Okoyomon was born in Wimbledon, a suburb of London, but moved with their parents back to Lagos as a one-year-old, and then to the United States aged nine. “Lagos was family- and community-oriented, and then in the US, I lost the sense of home and got the sense of displacement,” they say. “In London, there’s a space in which to be a British-Nigerian. In bible-belt Ohio, I felt myself explaining myself to people, that I didn’t have a monkey and grow up in a hut. But it developed my sense of whiteness too, that there’s a co-oppression at work.” It is perhaps no surprise that much of their work focuses on the simultaneously shackled but untethered experience of black America, alienation, death and decay; yet equally on the importance of love, rebirth and collectivity.
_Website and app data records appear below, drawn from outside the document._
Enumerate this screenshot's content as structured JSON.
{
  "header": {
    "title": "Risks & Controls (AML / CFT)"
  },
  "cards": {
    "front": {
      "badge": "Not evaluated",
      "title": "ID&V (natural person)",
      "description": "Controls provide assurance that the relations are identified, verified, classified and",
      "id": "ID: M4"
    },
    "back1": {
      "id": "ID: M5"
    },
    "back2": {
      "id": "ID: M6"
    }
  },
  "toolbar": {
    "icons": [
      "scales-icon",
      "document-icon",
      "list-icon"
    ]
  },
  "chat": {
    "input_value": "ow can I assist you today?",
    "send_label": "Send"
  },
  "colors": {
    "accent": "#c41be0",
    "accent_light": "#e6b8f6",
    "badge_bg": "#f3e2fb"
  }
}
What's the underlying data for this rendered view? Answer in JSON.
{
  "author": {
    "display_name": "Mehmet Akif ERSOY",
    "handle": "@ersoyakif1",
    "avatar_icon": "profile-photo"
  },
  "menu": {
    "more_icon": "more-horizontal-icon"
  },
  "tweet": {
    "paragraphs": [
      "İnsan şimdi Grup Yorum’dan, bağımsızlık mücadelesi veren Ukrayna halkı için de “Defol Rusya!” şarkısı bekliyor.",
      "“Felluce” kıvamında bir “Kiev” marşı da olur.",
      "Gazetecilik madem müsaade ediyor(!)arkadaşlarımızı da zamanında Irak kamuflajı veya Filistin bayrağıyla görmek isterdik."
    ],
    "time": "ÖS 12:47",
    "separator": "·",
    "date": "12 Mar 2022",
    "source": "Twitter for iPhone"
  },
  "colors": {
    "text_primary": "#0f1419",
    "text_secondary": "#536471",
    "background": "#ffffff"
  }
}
Okoyomon is interested in ecosystems in the natural and human worlds, and the presence of colonialisation and enslavement in both. The Aspen garden will feature plants indigenous to the region — dandelions, mugwort and milk thistle — and invasive species like kudzu and honeysuckle. Over 18 months, it will create an ecosystem of its own. Fruit trees will grow next to human-scale angels — some in fired clay, and some in materials which will melt away. The angel — neither dead or alive, male nor female, nor located in time — recurs throughout Okoyomon’s poetry and art.

Okoyomon completed their education at Shimer College in Chicago, a peculiar liberal arts school in the “great books” tradition. There, among other subjects, they studied pataphysics, described by its originator Alfred Jarry as the “science of imaginary solutions”. Simultaneously they worked at Alinea, a $350-a-head fine-dining establishment. “Both places were oppressive,” they say — laughing. “It was like studying the enemy.”

Both, however, have left a mark. Okoyomon seeks out alternative worlds in their work, like the Surrealists (followers of Jarry) before them, and they are part of the Spiral Theory Test Kitchen, where multisensory dinners are intended to break down emotional and physical barriers between participants. “Art doesn’t happen just by yourself,” says Okoyomon. “You can’t build new worlds on your own.”

“The dinners are beautiful,” says Claude Adjil, the curator at large at Aspen (also a curator at large at the Serpentine in London). “They make any other dining experiences seem totally formulaic. There are tastes and colours you’ve never seen. Precious likes fruit and flowers.” The diners are required to feed each other. “That’s part of the spiralling,” says Okoyomon, “to create entanglements. I’m just trying to dream up new ways to dissolve away the communication norms.”

At the end of last year, Okoyomon spent three months in Arles, as an artist in residence with the LUMA foundation there. It is an elaborate arts campus, driven by the Swiss philanthropist Maja Hoffman, that occupies an old SNCF rail yard. To celebrate the completion of its one new building — a controversial and craggy tower by the American architect Frank Gehry — there will be an exhibition of new work. Okoyomon’s piece is “a sort of terrarium, a home for giant African snails. You can wheel it in and out of the building, so the snails can be outside sometimes, and they’ll be fed and taken care of.” Giant African snails, seen as invasive as kudzu in certain parts of the world, are banned right across the US.

There are no hills in Arles, but the nearby Camargue provided spiritual satisfaction for Okoyomon. “It made me write new poems, they feel like the winds, the mistral,” they say. “You feel like god is there.” They returned to New York, where they have a studio on Park Slope, Brooklyn, in December. The day after they got back, a neighbour ran over their dog, a toy poodle called Rainbow. They were destroyed by the experience for a while. “There’s something about the non-verbal communication of love,” says Okoyomon. “It’s beyond the human experience. It reminds you of the cosmic elements of life. I mean, I love language, but it has its limits.”